Lwt is OCaml's concurrent programming library. It provides a single data type: the promise, which is a value that will become determined in the future. Creating a promise spawns a computation. When that computation is I/O, Lwt runs it in parallel with your OCaml code.
OCaml code, including creating and waiting on promises, is run in a single thread by default, so you don't have to worry about locking or preemption. You can detach code to be run in separate threads on an opt-in basis.
Here is a simplistic Lwt program which requests the Google front page, and fails if the request is not completed in five seconds:
let () = let request = let%lwt addresses = Lwt_unix.getaddrinfo "google.com" "80"  in let google = Lwt_unix.((List.hd addresses).ai_addr) in Lwt_io.(with_connection google (fun (incoming, outgoing) -> let%lwt () = write outgoing "GET / HTTP/1.1\r\n" in let%lwt () = write outgoing "Connection: close\r\n\r\n" in let%lwt response = read incoming in Lwt.return (Some response))) in let timeout = let%lwt () = Lwt_unix.sleep 5. in Lwt.return None in match Lwt_main.run (Lwt.pick [request; timeout]) with | Some response -> print_string response | None -> prerr_endline "Request timed out"; exit 1 (* ocamlfind opt -package lwt.unix -package lwt_ppx -linkpkg -o request example.ml ./request *)
In the program, functions such as
Lwt_io.write create promises. The
let%lwt ... in construct is used to wait for a promise to become determined;
the code after
in is scheduled to run in a "callback."
promises against each other, and behaves as the first one to complete.
Lwt_main.run forces the whole promise-computation network to be executed. All
the visible OCaml code is run in a single thread, but Lwt internally uses a
combination of worker threads and non-blocking file descriptors to resolve in
parallel the promises that do I/O.
- The core library
- ...and a few pure-OCaml helpers, such as promise-friendly mutexes, condition variables, and mvars.
- There is a big Unix binding,
Lwt_unixthat binds almost every Unix system call. A higher-level module
Lwt_ioprovides nice I/O channels.
Lwt_processis for subprocess handling.
Lwt_preemptivespawns system threads.
- The PPX syntax allows using all of the above without going crazy!
- There are also some other helpers, such as
Lwt_reactfor reactive programming. See the table of contents on the linked manual pages!
- Use your system package manager to install a development libev package.
It is often called
opam install conf-libev lwt
We are currently working on improving the Lwt documentation (drastically; we are rewriting the manual). In the meantime:
- The current manual can be found here.
- Mirage has a nicely-written Lwt tutorial.
- An example of a simple server written in Lwt.
- Concurrent Programming with Lwt is a nice source of Lwt examples. They are translations of code from the excellent Real World OCaml, but are just as useful if you are not reading the book.

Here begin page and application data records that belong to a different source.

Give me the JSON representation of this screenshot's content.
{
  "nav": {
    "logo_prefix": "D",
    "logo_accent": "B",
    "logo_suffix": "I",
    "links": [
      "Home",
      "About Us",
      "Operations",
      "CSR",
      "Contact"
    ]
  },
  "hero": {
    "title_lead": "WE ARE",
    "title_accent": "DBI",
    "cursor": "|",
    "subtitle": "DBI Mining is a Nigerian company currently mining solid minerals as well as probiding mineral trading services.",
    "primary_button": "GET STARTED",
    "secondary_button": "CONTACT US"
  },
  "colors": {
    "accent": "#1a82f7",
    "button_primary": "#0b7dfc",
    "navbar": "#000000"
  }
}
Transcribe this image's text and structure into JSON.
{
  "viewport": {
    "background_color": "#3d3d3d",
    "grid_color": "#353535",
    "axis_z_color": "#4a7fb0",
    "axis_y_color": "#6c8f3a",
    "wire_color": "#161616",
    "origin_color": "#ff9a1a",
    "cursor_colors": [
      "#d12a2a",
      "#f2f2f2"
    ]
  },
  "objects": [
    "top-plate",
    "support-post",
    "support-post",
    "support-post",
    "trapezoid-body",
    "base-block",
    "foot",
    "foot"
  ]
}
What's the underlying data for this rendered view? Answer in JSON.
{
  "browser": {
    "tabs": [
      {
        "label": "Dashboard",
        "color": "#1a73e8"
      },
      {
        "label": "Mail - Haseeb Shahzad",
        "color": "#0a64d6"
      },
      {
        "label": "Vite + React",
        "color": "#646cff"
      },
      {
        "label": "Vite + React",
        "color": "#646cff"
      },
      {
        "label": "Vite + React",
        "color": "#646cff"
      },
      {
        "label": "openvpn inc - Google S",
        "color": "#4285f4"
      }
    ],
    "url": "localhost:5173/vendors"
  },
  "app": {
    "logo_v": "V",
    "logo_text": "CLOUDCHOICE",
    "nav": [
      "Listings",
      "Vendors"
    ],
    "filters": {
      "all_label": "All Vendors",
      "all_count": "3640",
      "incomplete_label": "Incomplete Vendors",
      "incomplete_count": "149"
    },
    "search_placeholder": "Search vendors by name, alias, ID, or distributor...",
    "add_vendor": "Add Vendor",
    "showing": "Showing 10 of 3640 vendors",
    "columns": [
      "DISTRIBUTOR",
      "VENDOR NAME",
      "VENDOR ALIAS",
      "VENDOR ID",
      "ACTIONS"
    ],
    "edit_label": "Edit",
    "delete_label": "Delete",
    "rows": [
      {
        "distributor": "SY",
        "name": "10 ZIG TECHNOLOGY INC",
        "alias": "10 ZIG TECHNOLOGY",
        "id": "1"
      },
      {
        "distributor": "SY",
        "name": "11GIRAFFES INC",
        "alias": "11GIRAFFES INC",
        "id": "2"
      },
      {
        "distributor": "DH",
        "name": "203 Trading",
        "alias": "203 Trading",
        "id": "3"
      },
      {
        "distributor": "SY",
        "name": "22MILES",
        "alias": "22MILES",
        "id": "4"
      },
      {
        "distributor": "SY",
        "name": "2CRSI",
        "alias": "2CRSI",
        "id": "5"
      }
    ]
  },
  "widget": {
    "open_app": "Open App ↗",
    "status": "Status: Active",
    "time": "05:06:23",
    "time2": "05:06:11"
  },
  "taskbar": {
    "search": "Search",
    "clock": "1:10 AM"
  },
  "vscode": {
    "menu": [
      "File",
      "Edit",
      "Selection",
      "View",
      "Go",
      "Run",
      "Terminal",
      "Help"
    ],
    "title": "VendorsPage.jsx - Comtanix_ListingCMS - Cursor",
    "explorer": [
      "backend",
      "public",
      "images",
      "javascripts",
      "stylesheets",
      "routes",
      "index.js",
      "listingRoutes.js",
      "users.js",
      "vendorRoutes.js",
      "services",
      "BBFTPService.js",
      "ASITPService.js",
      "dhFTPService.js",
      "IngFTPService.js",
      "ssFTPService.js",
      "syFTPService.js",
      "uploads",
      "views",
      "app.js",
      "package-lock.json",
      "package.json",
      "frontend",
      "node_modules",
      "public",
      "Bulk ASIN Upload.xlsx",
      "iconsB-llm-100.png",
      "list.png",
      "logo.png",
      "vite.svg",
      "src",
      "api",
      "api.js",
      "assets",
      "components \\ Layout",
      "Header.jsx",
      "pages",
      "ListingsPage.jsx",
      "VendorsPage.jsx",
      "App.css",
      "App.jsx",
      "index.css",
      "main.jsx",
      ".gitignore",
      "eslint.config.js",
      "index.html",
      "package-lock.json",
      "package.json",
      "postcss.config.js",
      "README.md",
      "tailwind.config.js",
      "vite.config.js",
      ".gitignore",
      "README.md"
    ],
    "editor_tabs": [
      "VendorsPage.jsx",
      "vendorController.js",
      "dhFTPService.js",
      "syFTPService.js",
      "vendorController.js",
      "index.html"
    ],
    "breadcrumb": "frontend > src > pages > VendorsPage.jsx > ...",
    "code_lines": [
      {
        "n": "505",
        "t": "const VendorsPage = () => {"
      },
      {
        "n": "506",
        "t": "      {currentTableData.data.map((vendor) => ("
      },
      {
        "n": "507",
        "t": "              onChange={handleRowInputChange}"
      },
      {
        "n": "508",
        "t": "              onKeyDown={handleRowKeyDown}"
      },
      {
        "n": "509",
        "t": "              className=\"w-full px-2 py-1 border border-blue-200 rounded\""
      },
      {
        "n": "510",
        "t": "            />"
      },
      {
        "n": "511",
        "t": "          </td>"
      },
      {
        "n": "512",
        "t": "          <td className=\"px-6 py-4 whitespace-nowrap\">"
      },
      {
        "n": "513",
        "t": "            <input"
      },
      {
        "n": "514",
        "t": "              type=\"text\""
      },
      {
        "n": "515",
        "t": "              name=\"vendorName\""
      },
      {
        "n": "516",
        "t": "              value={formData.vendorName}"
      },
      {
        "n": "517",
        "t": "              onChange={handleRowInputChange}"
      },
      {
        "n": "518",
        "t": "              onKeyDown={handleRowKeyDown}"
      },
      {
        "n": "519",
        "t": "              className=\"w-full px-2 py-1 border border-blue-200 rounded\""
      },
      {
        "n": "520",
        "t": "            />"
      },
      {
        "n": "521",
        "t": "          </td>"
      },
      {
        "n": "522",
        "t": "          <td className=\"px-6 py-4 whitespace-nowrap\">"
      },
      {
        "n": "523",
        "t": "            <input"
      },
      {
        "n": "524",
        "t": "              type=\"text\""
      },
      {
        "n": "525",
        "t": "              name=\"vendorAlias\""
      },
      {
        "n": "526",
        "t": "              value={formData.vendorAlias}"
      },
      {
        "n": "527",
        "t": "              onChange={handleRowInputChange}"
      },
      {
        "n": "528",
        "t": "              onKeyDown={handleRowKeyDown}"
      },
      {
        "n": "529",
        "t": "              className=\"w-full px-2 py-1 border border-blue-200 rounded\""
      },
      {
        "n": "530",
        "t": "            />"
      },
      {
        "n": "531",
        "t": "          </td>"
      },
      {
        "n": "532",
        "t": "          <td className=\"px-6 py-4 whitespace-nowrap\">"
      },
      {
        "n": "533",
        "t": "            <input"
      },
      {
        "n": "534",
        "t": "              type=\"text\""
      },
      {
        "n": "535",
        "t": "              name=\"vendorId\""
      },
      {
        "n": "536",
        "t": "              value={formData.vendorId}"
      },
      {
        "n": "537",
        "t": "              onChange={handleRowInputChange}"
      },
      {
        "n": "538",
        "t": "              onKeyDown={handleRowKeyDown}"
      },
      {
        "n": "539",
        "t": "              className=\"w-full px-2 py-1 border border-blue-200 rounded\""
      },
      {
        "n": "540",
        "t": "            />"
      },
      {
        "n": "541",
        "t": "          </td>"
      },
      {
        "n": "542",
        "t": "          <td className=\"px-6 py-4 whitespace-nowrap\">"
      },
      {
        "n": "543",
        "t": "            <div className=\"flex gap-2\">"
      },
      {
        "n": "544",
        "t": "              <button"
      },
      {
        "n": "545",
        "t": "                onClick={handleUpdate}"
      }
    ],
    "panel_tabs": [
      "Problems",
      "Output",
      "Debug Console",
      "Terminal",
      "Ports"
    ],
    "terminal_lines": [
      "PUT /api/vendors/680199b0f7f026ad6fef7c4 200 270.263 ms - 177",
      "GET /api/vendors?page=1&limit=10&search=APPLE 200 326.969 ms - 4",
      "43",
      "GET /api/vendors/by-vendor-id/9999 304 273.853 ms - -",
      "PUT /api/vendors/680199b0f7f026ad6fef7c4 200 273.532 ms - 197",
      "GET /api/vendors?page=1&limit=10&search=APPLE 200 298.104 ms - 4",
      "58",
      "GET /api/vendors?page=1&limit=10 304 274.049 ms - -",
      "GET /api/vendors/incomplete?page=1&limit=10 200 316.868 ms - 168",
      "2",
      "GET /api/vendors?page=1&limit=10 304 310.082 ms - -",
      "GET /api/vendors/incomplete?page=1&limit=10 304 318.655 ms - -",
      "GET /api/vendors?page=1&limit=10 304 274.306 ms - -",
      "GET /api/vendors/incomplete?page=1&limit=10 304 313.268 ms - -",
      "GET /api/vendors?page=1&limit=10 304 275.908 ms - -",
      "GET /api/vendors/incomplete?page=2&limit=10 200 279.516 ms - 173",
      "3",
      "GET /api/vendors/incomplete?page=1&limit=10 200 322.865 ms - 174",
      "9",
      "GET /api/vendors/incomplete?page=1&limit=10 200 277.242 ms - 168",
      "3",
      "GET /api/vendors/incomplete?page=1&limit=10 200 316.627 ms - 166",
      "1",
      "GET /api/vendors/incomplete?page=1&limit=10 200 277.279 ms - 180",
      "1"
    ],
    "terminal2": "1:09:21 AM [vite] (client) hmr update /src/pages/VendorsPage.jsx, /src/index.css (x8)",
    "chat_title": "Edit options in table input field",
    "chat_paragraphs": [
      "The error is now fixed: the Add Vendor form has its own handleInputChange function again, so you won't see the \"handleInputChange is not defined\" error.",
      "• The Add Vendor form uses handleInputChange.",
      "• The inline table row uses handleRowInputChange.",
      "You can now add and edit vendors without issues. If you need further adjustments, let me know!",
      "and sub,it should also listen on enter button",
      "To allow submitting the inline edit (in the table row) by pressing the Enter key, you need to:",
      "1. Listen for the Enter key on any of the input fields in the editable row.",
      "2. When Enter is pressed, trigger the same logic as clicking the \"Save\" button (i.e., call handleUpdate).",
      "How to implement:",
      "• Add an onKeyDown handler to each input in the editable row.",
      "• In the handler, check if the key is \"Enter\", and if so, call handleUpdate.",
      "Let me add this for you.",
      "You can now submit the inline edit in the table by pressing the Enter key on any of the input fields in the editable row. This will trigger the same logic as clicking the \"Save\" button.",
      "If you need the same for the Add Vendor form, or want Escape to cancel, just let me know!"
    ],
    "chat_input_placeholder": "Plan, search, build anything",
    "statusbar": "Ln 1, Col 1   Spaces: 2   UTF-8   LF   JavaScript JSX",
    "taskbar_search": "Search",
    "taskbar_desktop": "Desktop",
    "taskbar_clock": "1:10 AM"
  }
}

Note: much of the current manual refers to
'a Lwt.t as "lightweight threads"
or just "threads." This will be fixed in the new manual.
'a Lwt.t is a
promise, and has nothing to do with system or preemptive threads.
Open an issue, visit Gitter chat, ask in #ocaml, on discuss.ocaml.org, or on Stack Overflow. Please do ask! Even apparently simple questions often end up educating other users, not to mention enlightening the maintainers!
- We maintain easy starter issues. These are thoroughly explained and hyperlinked. We hope that this makes working on Lwt accessible even to relative OCaml beginners :)
CONTRIBUTING.mdcontains tips for working on the code, such as how to check the code out, how review works, etc. There is also a high-level outline of the code base.
- The overall development plan can be found in the roadmap.
- Ask us anything, whether it's about working on Lwt, or any question at all about it :)
- The documentation always needs proofreading and fixes.
- Despite a lot of progress, Lwt still needs more tests.
- You are welcome to pick up any other issue, review a PR, add your opinion, etc.
- Any feedback is welcome, including how to make contributing easier!